  • Published
  • By Lt. Col. Christopher Gonzales, 436th Medical Support Squadron commander

Do you think you have what it takes to perform your job under the most stressful conditions imaginable? Would you be able to turn a wrench, take care of your patient or return fire and defend the base while being directly engaged by the enemy?

Most of us don’t really know until we are put into that situation.

Before transferring into the Air Force, I served in the Army as an armor officer in an armored cavalry squadron. As a part of the lead element in the 2003 invasion of Iraq, I was a scout platoon leader in charge of 31 men and six Bradley Fighting Vehicles. During my wartime experience, I have seen men who were dynamic leaders in exercises wilt under the responsibilities of combat, and I have seen others step up to the challenge and excel when it mattered most. While we were staged in Kuwait prior to facing the enemy, I was able to witness both extremes of courage.

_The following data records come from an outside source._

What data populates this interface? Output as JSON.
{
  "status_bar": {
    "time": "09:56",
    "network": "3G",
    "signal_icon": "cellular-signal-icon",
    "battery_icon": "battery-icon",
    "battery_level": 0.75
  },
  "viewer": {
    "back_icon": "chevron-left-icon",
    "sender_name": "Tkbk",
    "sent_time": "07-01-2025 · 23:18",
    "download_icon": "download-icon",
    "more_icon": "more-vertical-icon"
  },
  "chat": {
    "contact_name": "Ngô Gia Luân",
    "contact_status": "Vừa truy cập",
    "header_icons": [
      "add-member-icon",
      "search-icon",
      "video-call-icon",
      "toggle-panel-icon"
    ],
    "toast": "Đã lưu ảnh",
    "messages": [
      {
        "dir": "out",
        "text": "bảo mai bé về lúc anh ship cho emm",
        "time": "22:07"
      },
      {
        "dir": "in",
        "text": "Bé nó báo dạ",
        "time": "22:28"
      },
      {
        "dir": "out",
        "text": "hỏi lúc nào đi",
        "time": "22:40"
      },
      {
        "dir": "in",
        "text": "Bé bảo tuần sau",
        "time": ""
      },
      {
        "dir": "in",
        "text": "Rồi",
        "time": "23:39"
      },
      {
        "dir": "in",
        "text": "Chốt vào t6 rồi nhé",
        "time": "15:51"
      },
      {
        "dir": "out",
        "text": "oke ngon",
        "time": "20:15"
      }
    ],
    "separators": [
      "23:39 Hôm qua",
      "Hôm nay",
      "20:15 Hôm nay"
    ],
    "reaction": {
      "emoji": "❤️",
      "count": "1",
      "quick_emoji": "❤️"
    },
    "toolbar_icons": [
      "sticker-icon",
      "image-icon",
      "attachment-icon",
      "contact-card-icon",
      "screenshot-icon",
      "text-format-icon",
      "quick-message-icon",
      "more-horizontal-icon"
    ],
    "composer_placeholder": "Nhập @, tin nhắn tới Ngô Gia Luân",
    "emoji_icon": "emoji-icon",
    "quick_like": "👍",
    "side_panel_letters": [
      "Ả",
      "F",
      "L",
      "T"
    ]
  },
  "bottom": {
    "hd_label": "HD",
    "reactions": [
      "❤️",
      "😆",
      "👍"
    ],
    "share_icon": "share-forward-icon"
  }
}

One evening, a shot rang out.

The defense force scrambled over to find one of my troops had a bullet wound in his lower leg. After searching the area for enemies, it was determined my Soldier had self-inflicted the wound and lied about the source of the injury – presumably to avoid the upcoming combat. He was evacuated home quickly, and I was later informed of his discharge. 

I am sure when he made that decision, he wasn’t thinking about his team, but his actions had an impact on the entire platoon. He was trained as part of a vehicle crew, and his absence decertified his vehicle. This put our ability to operate as a team at risk, making leadership accept the risk to continue to utilize that vehicle for the upcoming mission.  

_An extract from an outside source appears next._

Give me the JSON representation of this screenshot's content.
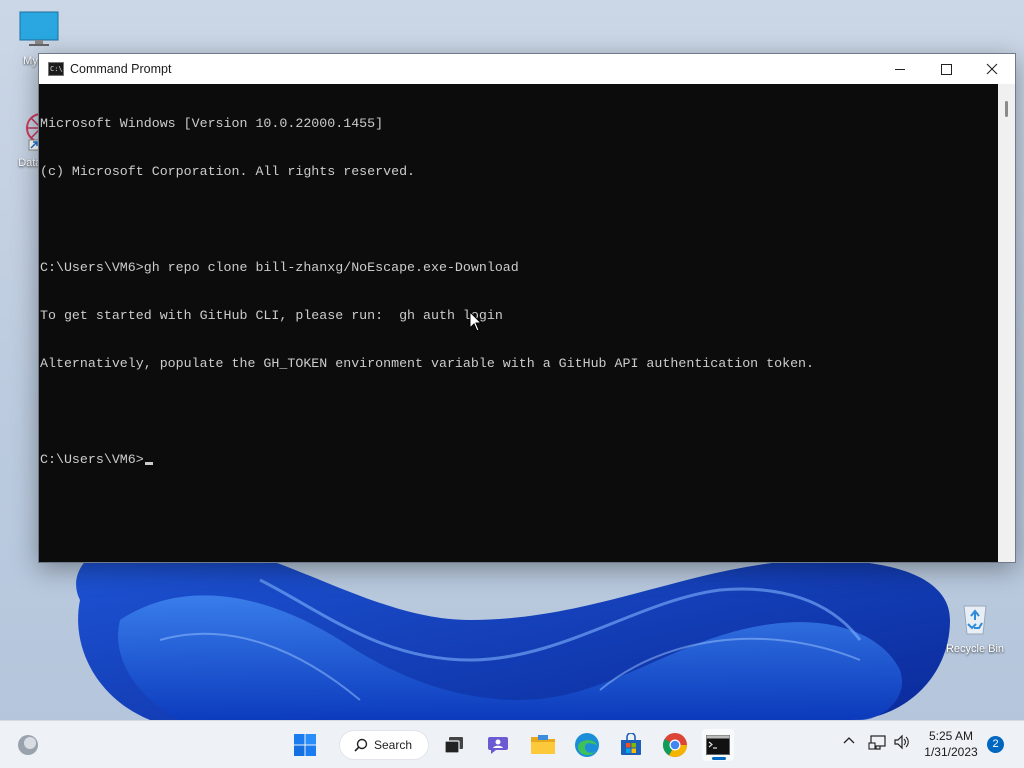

Thankfully, I also had the opportunity to witness the opposite end of the courage spectrum a few weeks later. I was in the tent, going over maps and preparing for our upcoming assault, when I was interrupted by a frantic call from one of my troops. They yelled that there had been an accident during night drivers training and that I needed to come quickly.

I arrived at the aid tent to find one of the newest platoon members – pale, covered in blood and clutching his hand. The hatch of his vehicle, bearing the burden of the heavy night vision device he was training on, had slammed closed on his hand, severing the first joint of one of his fingers.

I still get choked up thinking about what he said to me at that moment:

“Please, sir, don’t go to war without me. I don’t want my team to go without me.”

Here was a young man who had just suffered what was probably the worst injury he had ever experienced, and his only thought was about not letting his team down. We crossed the border into Iraq two weeks later, and that soldier accompanied us as we headed to secure the bridges near Baghdad.

My time in Kuwait exposes the heart of what I believe sets apart the two ends of this courage spectrum. War is scary business, and as we train for whatever our next fight entails, we need to be prepared. The biggest differentiator between those who bravely persevered and those who struggled was faith in their team. Those Soldiers who had created that bond of loyalty and trust with their teammates made the tough calls – not for themselves, but for their buddies they fought beside to accomplish the mission.

So I will leave you with this:

What are you doing to prepare for your moment? Will your team have what it takes to persevere when courage is tested?